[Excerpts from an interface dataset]
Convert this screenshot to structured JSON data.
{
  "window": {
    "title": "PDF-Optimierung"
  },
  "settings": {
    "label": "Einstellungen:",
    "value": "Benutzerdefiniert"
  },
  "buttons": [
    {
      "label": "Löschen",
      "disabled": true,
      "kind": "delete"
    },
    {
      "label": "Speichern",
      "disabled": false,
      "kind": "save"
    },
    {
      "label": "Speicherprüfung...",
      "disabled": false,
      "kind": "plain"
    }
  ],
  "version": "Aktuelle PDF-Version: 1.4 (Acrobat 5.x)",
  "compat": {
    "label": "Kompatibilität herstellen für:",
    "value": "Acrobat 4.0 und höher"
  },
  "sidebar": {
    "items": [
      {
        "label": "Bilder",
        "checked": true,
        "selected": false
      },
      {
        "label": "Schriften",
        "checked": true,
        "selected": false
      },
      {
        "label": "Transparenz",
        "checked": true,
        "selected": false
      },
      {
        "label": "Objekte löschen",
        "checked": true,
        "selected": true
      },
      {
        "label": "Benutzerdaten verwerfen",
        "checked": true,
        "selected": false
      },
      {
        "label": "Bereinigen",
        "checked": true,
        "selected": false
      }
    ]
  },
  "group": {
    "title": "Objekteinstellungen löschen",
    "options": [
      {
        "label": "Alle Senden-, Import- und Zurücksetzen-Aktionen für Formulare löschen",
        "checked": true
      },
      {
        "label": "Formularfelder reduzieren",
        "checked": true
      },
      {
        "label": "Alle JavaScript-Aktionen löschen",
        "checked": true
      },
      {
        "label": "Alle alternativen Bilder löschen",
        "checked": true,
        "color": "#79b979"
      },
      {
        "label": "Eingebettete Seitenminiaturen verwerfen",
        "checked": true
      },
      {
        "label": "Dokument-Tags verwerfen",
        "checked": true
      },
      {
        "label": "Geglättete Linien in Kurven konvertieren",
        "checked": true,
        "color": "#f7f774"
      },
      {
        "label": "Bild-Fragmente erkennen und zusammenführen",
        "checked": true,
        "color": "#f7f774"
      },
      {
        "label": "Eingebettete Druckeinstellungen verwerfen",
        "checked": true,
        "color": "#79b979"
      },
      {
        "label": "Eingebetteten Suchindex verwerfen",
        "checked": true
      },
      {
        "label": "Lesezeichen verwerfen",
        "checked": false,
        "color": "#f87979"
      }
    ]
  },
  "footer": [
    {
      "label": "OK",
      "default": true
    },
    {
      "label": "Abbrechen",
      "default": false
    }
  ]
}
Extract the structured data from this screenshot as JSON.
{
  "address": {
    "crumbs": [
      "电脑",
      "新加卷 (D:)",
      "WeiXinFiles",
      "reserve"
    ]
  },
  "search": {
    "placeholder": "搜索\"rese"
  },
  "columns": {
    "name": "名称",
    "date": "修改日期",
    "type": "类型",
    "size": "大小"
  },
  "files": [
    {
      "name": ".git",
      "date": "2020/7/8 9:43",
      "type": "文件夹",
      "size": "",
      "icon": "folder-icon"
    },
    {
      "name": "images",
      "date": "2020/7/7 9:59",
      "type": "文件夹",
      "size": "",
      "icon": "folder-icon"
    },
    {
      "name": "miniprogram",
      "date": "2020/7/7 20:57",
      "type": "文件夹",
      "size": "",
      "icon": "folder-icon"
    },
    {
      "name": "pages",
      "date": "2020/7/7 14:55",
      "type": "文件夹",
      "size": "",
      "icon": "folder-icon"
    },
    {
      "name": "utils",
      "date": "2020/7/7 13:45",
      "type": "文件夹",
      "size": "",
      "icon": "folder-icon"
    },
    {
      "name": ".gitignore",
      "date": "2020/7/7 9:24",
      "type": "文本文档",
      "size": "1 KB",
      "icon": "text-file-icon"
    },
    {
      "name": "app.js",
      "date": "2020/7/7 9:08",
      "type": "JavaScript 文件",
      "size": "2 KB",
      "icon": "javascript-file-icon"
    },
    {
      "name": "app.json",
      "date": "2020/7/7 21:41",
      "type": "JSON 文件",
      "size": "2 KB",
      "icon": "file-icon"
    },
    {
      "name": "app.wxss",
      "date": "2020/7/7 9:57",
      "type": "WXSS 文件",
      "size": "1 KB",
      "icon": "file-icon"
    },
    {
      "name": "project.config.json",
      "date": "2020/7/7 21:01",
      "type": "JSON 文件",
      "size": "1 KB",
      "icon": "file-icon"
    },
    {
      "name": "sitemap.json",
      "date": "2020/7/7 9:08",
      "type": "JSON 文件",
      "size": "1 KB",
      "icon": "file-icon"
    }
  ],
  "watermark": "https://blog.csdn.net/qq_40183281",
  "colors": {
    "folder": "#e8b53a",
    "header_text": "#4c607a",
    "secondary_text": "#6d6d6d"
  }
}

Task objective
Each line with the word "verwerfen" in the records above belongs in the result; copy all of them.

Solution
        "label": "Benutzerdaten verwerfen",
        "label": "Eingebettete Seitenminiaturen verwerfen",
        "label": "Dokument-Tags verwerfen",
        "label": "Eingebettete Druckeinstellungen verwerfen",
        "label": "Eingebetteten Suchindex verwerfen",
        "label": "Lesezeichen verwerfen",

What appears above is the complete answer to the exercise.